“Morgan was leading by seven with only a minute and a half to go, but they nearly let the game slip away. The Trojans had only a one-point lead during the final seconds until Gary Peterson flipped one in at the buzzer,” stated in the Deseret News.
Gary Peterson, a Morgan County native, was the ultimate package, from an All State basketball player during the week to an all-around rodeo cowboy on the weekends; he filled every open second with something. He could sing, act and even play the trombone. He also dabbled in golf, football and opera singing. This was all for his high school, Morgan High. From the time he was born in 1953 to present day, he strives to be the best at everything he participates in and teaches his family to do the same.
When he was young, his favorite thing to do was go haul hay in the rolling fields with his brothers, Mitch and Stan, and his grandpa, Dick. After, they would ride their horses to Como Springs and swim. He loves where he lives. He said, “I would never live anywhere else. I think living in Morgan was the best thing for me. It was a good life.”
His first big baseball game was in 1965 when he and his little league team, “Little League All Stars,” represented Morgan County in a tournament in California. They didn’t end up winning, but Gary said, “That little league game gave me more drive to be better, to be a winner.”
After his California vacation, he stayed home to help carry his baseball and basketball teams all around Utah, not to mention he also rolled in the dirt during rodeo season. His team was his best friends. They played pranks on each other all the time. When the Vietnam War started, they had the draft, which Gary wasn’t the most excited about. His friends decided to call saying sorry about Vietnam and said their goodbyes. It wasn’t until the day after that he realized it was a trick.

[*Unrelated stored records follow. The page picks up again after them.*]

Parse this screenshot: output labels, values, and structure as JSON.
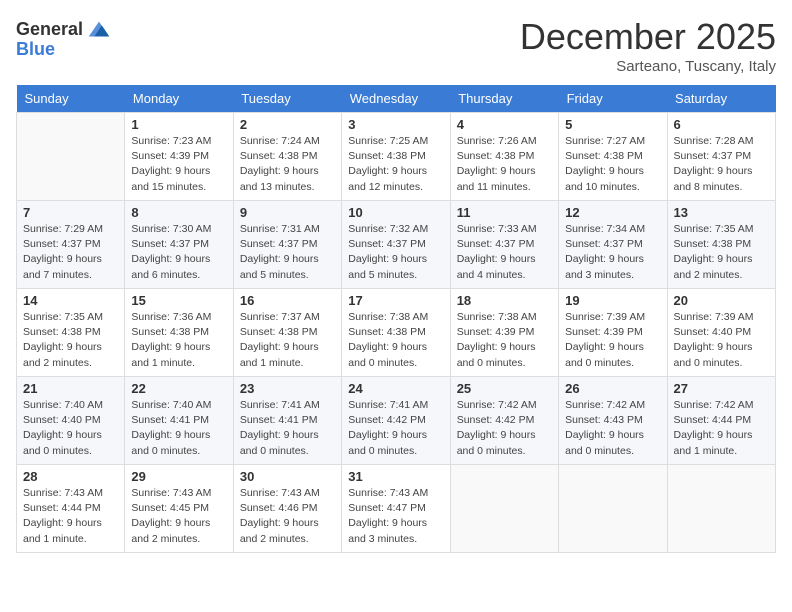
{
  "logo": {
    "line1": "General",
    "line2": "Blue"
  },
  "title": "December 2025",
  "subtitle": "Sarteano, Tuscany, Italy",
  "weekdays": [
    "Sunday",
    "Monday",
    "Tuesday",
    "Wednesday",
    "Thursday",
    "Friday",
    "Saturday"
  ],
  "weeks": [
    [
      {
        "day": "",
        "info": ""
      },
      {
        "day": "1",
        "info": "Sunrise: 7:23 AM\nSunset: 4:39 PM\nDaylight: 9 hours\nand 15 minutes."
      },
      {
        "day": "2",
        "info": "Sunrise: 7:24 AM\nSunset: 4:38 PM\nDaylight: 9 hours\nand 13 minutes."
      },
      {
        "day": "3",
        "info": "Sunrise: 7:25 AM\nSunset: 4:38 PM\nDaylight: 9 hours\nand 12 minutes."
      },
      {
        "day": "4",
        "info": "Sunrise: 7:26 AM\nSunset: 4:38 PM\nDaylight: 9 hours\nand 11 minutes."
      },
      {
        "day": "5",
        "info": "Sunrise: 7:27 AM\nSunset: 4:38 PM\nDaylight: 9 hours\nand 10 minutes."
      },
      {
        "day": "6",
        "info": "Sunrise: 7:28 AM\nSunset: 4:37 PM\nDaylight: 9 hours\nand 8 minutes."
      }
    ],
    [
      {
        "day": "7",
        "info": "Sunrise: 7:29 AM\nSunset: 4:37 PM\nDaylight: 9 hours\nand 7 minutes."
      },
      {
        "day": "8",
        "info": "Sunrise: 7:30 AM\nSunset: 4:37 PM\nDaylight: 9 hours\nand 6 minutes."
      },
      {
        "day": "9",
        "info": "Sunrise: 7:31 AM\nSunset: 4:37 PM\nDaylight: 9 hours\nand 5 minutes."
      },
      {
        "day": "10",
        "info": "Sunrise: 7:32 AM\nSunset: 4:37 PM\nDaylight: 9 hours\nand 5 minutes."
      },
      {
        "day": "11",
        "info": "Sunrise: 7:33 AM\nSunset: 4:37 PM\nDaylight: 9 hours\nand 4 minutes."
      },
      {
        "day": "12",
        "info": "Sunrise: 7:34 AM\nSunset: 4:37 PM\nDaylight: 9 hours\nand 3 minutes."
      },
      {
        "day": "13",
        "info": "Sunrise: 7:35 AM\nSunset: 4:38 PM\nDaylight: 9 hours\nand 2 minutes."
      }
    ],
    [
      {
        "day": "14",
        "info": "Sunrise: 7:35 AM\nSunset: 4:38 PM\nDaylight: 9 hours\nand 2 minutes."
      },
      {
        "day": "15",
        "info": "Sunrise: 7:36 AM\nSunset: 4:38 PM\nDaylight: 9 hours\nand 1 minute."
      },
      {
        "day": "16",
        "info": "Sunrise: 7:37 AM\nSunset: 4:38 PM\nDaylight: 9 hours\nand 1 minute."
      },
      {
        "day": "17",
        "info": "Sunrise: 7:38 AM\nSunset: 4:38 PM\nDaylight: 9 hours\nand 0 minutes."
      },
      {
        "day": "18",
        "info": "Sunrise: 7:38 AM\nSunset: 4:39 PM\nDaylight: 9 hours\nand 0 minutes."
      },
      {
        "day": "19",
        "info": "Sunrise: 7:39 AM\nSunset: 4:39 PM\nDaylight: 9 hours\nand 0 minutes."
      },
      {
        "day": "20",
        "info": "Sunrise: 7:39 AM\nSunset: 4:40 PM\nDaylight: 9 hours\nand 0 minutes."
      }
    ],
    [
      {
        "day": "21",
        "info": "Sunrise: 7:40 AM\nSunset: 4:40 PM\nDaylight: 9 hours\nand 0 minutes."
      },
      {
        "day": "22",
        "info": "Sunrise: 7:40 AM\nSunset: 4:41 PM\nDaylight: 9 hours\nand 0 minutes."
      },
      {
        "day": "23",
        "info": "Sunrise: 7:41 AM\nSunset: 4:41 PM\nDaylight: 9 hours\nand 0 minutes."
      },
      {
        "day": "24",
        "info": "Sunrise: 7:41 AM\nSunset: 4:42 PM\nDaylight: 9 hours\nand 0 minutes."
      },
      {
        "day": "25",
        "info": "Sunrise: 7:42 AM\nSunset: 4:42 PM\nDaylight: 9 hours\nand 0 minutes."
      },
      {
        "day": "26",
        "info": "Sunrise: 7:42 AM\nSunset: 4:43 PM\nDaylight: 9 hours\nand 0 minutes."
      },
      {
        "day": "27",
        "info": "Sunrise: 7:42 AM\nSunset: 4:44 PM\nDaylight: 9 hours\nand 1 minute."
      }
    ],
    [
      {
        "day": "28",
        "info": "Sunrise: 7:43 AM\nSunset: 4:44 PM\nDaylight: 9 hours\nand 1 minute."
      },
      {
        "day": "29",
        "info": "Sunrise: 7:43 AM\nSunset: 4:45 PM\nDaylight: 9 hours\nand 2 minutes."
      },
      {
        "day": "30",
        "info": "Sunrise: 7:43 AM\nSunset: 4:46 PM\nDaylight: 9 hours\nand 2 minutes."
      },
      {
        "day": "31",
        "info": "Sunrise: 7:43 AM\nSunset: 4:47 PM\nDaylight: 9 hours\nand 3 minutes."
      },
      {
        "day": "",
        "info": ""
      },
      {
        "day": "",
        "info": ""
      },
      {
        "day": "",
        "info": ""
      }
    ]
  ]
}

His sophomore year in high school, basketball won the class B region tournament but lost during the state playoffs, but they won the first cage victory with Gary leading with 16 points. Gary also starred in the high school band for Morgan; the trombone player was in various newspaper articles. Additionally, in his 10th grade year, he won a golf meet with his dad at Round Valley golf course here in Morgan. They won many tournaments, with both baseball and basketball. He then got into football, too.
In his junior year, the basketball team won region and a rivalry game between Morgan and North Summit to be in the state playoffs. The baseball team won the region title, but lost to Emery in the state game. Gary did these all while staying in the band which went to Salt Lake City to play a concert. In addition, he got into the opra, which he occasionally floats into now.
Although his junior and sophomore year was hard to beat, he did it. His senior year, 1971, was one for the books. His baseball team won state playoffs and Gary got many articles on his sports accomplishments, “So much potential in the fact that Gary has been the object of envy from some of the state colleges coaches that have been prowling around the high school gyms.” He got the honor of being named on the all-state basketball team for Utah and the best all-around athlete for Utah. He got a letter from the Utah congressmen saying congratulations for his spotlight. He got four full-ride scholarships from Utah State, Miles Community College, Utah University and Ricks College. Gary got prep of the week and got an athletic watch from the capitol building in Salt Lake City. He also acted in “My Fair Lady” and was a trombone prospect.
After high school he won the RMRA, Rocky Mountain Rodeo Association, all-around cowboy title. Also, he won the steer wrestling champion of the year. Although he may have had a great career, he remained humble. He always says, “Be a leader, not a follower, but stay humble.” He definitely showed this throughout his life.
Gary, now age 64, now resides in the Morgan home where he grew up. He has two children, Chad and Matthew Peterson, with his wife, Judy. Together they have four grandchildren: Shambrae, Brooklyn, Kash and Kendall Peterson. He lives within a mile of his brothers, Mitch and Stan, and a sister, Marci Jones. Gary is very close to his parents, Marlene and Larry Peterson.
He still keeps up with his rodeo career with $25,000 in team roping winnings the past few years. He says, “The hardest thing about growing up is supporting a family, but the most rewarding is seeing that family grow up and having their own.” Gary has showed his family the real meaning of hard work and continues the lesson to today.